■ PROVIDED MATERIAL ■
• • • • •
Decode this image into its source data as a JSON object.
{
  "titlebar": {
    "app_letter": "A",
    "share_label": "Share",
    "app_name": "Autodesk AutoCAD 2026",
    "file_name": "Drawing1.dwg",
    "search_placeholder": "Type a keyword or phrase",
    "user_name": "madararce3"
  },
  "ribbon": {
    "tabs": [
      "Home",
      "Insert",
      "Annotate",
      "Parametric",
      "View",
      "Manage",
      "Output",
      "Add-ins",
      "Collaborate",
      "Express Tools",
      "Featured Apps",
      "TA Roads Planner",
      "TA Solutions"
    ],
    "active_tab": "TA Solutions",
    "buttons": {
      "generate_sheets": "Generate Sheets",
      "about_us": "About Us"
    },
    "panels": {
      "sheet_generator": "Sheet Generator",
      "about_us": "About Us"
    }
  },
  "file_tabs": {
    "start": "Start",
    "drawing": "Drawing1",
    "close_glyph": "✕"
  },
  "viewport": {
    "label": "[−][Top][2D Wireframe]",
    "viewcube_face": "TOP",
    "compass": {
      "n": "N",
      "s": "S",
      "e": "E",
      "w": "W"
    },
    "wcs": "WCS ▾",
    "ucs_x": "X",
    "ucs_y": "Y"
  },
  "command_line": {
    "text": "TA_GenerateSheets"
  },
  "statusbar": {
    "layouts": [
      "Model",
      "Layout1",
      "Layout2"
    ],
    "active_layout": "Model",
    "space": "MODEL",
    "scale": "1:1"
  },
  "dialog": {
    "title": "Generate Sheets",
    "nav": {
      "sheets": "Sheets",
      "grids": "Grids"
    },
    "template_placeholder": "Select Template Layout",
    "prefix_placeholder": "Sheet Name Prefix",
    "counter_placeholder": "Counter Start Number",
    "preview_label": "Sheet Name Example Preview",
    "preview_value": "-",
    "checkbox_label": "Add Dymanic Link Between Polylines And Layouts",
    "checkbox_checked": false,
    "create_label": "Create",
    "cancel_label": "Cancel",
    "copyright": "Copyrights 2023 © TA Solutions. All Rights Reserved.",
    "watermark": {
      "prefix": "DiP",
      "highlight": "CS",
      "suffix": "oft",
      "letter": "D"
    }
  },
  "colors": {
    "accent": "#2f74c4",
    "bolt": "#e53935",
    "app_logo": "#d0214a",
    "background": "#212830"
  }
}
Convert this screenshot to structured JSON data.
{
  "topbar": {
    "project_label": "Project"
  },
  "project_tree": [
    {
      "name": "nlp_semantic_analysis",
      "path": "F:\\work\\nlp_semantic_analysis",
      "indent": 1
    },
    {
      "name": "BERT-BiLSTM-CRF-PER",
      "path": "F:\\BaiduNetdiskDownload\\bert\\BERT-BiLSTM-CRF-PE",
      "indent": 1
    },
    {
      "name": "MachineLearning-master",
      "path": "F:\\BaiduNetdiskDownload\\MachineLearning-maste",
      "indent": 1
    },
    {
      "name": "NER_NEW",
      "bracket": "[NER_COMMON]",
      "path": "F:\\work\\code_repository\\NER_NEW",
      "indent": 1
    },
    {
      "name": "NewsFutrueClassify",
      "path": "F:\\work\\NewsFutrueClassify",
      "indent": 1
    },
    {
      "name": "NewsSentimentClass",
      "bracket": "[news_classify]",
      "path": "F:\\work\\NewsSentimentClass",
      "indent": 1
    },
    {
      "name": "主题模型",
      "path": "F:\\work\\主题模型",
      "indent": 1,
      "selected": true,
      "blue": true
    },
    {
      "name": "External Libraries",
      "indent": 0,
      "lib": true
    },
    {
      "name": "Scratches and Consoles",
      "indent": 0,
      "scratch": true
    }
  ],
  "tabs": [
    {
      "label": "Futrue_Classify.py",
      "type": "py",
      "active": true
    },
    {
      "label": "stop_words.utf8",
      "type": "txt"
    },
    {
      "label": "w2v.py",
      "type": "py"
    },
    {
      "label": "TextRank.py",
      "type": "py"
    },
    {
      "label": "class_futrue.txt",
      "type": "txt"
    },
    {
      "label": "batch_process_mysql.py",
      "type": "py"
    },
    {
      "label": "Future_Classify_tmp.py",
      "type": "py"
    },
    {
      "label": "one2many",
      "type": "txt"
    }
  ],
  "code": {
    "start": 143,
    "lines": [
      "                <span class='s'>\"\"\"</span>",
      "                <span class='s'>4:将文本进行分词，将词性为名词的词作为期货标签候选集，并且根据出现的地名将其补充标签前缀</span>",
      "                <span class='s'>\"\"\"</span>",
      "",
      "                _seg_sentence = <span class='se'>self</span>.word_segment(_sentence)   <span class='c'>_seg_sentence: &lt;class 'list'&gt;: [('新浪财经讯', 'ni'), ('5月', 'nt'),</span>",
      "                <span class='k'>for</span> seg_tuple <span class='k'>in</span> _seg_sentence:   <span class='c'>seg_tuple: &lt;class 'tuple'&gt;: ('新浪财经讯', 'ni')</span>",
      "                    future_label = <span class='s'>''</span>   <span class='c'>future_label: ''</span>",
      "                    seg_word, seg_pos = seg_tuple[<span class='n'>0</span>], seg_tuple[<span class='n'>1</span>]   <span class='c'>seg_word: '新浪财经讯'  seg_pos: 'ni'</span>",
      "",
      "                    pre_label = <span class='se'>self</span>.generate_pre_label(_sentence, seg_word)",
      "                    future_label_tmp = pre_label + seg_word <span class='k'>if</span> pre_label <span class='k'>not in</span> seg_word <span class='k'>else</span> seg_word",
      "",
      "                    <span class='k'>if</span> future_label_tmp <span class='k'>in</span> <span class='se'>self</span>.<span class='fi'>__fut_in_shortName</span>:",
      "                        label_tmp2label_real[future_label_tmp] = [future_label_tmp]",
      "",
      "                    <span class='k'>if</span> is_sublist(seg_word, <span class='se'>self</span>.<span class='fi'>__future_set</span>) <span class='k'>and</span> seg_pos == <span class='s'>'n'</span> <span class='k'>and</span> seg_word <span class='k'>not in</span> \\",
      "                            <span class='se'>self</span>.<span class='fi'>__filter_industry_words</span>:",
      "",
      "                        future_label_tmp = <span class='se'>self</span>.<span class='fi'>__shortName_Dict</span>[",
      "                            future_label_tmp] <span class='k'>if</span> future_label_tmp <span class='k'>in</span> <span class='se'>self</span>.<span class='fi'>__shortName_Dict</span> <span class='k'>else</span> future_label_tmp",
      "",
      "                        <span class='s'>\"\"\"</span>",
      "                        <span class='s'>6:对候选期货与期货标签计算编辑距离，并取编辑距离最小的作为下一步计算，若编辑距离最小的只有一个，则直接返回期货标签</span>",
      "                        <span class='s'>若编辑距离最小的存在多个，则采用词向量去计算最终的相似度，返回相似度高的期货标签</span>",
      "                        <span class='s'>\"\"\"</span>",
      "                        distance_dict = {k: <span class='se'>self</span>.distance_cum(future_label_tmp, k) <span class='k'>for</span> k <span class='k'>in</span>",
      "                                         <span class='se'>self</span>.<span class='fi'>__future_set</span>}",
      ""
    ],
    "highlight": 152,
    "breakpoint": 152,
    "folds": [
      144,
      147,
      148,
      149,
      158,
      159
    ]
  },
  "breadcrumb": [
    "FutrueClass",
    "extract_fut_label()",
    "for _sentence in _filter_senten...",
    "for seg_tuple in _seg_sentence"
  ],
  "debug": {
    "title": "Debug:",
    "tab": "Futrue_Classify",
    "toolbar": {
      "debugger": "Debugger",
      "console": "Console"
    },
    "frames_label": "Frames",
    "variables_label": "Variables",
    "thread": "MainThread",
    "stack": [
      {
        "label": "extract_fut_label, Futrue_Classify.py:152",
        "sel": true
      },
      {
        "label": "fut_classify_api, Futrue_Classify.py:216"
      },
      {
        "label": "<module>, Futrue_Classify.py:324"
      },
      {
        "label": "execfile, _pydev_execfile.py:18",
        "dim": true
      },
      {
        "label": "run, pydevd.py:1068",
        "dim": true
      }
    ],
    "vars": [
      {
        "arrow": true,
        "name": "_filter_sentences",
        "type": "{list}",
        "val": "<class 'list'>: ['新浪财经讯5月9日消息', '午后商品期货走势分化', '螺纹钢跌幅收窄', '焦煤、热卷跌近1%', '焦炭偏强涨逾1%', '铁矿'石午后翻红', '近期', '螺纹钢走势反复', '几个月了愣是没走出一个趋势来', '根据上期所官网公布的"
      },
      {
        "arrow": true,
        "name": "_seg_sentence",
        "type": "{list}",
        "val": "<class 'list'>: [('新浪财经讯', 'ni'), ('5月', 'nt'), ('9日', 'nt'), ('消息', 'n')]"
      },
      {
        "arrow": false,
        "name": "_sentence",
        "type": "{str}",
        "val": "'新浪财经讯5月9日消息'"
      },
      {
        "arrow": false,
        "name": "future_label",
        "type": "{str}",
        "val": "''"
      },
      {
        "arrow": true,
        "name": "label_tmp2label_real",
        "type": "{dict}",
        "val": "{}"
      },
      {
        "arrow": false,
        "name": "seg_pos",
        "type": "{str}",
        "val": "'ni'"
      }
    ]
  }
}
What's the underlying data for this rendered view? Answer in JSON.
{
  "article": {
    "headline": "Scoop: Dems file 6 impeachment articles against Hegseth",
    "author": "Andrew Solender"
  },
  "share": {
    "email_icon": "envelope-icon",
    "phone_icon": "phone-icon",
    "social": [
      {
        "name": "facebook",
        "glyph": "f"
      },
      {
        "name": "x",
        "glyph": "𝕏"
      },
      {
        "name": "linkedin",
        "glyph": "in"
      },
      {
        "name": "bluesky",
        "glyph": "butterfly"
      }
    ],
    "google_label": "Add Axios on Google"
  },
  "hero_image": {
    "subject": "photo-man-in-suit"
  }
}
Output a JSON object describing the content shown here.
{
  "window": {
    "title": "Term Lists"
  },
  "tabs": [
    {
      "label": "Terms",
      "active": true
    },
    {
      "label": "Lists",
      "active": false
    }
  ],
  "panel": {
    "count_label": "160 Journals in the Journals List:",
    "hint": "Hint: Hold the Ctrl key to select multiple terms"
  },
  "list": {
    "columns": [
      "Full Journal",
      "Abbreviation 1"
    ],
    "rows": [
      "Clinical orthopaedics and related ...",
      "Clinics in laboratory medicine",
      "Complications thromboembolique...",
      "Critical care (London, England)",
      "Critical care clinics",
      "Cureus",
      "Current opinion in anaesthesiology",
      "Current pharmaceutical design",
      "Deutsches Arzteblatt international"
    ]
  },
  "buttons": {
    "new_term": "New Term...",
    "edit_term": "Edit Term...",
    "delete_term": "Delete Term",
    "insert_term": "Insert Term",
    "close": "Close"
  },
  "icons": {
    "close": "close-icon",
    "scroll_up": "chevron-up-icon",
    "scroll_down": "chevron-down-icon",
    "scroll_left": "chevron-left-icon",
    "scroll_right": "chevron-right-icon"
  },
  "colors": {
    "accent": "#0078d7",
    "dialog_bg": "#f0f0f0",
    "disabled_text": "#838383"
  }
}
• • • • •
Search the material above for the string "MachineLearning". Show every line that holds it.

■ WRITTEN ANSWER ■
      "name": "MachineLearning-master",
      "path": "F:\\BaiduNetdiskDownload\\MachineLearning-maste",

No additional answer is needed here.